We think so, but there’s a catch.
As more and more bootcamps become available, it becomes harder to judge the quality of the program. There has been little in the way of defining standards for bootcamp providers or a clear rubric for judging them across the market, without solely relying on graduate reviews.
This is where universities have a leg up. Their names are already known and trusted, especially by their own students, alumni and surrounding communities. The level of trust, confidence, and convenience students get from their university bootcamps cannot be quantified or downplayed. While companies focus on bottom lines, those in education are dedicated to offering the best services to their students, both because it attracts new students, and because it is in those students’ best interests. Satisfied graduates breed more student enrollments.
Still, this factor has led to the success of universities’ own bootcamps, like that of Northwestern, which promises that you can become a web developer in 12 weeks. It has also given rise to companies like Trilogy Education, a “workforce accelerator” that partners with universities to create bootcamps for them, in an effort to minimize gaps between the knowledge students already possess and the skills employers seek.
Who are the current leaders?
We’ve talked about where these bootcamps began and where they could go with universities having their own, but what is happening now?

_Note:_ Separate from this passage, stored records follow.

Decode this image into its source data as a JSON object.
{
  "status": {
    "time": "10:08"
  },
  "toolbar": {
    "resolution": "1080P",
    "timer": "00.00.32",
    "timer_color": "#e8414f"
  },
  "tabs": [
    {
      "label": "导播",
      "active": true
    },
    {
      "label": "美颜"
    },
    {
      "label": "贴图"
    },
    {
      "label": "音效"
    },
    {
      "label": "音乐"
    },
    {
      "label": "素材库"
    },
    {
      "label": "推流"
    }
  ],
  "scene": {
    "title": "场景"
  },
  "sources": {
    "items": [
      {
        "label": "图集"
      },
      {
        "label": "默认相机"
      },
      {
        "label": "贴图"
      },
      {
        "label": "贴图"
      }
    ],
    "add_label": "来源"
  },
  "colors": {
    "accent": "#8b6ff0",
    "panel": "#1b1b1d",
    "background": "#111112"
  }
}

For the last four years, SwitchUp has been doing an annual ranking of the 50 best coding bootcamps worldwide. They base their findings on thousands of alumni reviews and data points, such as price, location, and importantly job outcomes.
Here are the current three leading the pack.
Program type: Full time
Length: 450 hours of coding in nine weeks
Locations: 35 campuses in places such as Montreal, Amsterdam, Bali, Barcelona, and Berlin
Claims to Fame: Three years as the #1 ranked bootcamp; 1,430 apps created
Program type: Full time
Length: 12-16 weeks
Locations: Online, New York City, and San Francisco
Claims to Fame: Their deferred tuition plan doesn’t charge students until they land a web development/software engineer job; median salary of graduates in San Francisco is $101,000 and in New York it is $90,000
Program type: Full time, Part time
Length: 9 weeks or 24 weeks
Locations: 9 campuses worldwide in cities like Berlin, Miami, Lisbon, and Paris
Claims to Fame: They have scholarships available for women and military vets who are interested in a tech career.
Are these bootcamps working, though?
We’ve read about the Big Three, are they and other bootcamps actually working, though? To some extent, the proof is in the pudding.
According to Course Report, the following measure of success is significant.
University Computer Science Program
Furthermore, 80% of graduates they surveyed said they have been employed in a job that required their skills learned at bootcamp, and that they received an average salary increase of 51%. Those are pretty good numbers.
Of those bootcamp grads, 75% of them are employed full-time and took one to six months to get their first job.
What’s the takeaway?
There is room in this growing market, especially if bootcamps are from trusted sources and offer real outcomes.
Still, students should be aware of what skills they project they’ll need in a career, especially if they are considering a bootcamp in place of a university degree. There are job skills that come from a bootcamp that are beyond the range of a typical four-year degree, but there are also job skills that are not strictly coding and can only be learned in a collaborative and wider-reaching educational setting. Either way, students will have to put in the hard work, as we know that no program can truly promise them a job or a pay raise.
Bottom Line: As a program administrator or chief marketing officer thinking about enrollment growth options, we'd be looking into how developing a quality coding bootcamp with employer connections could become a promotional tool to get tech interested prospective students to look at all of our offerings.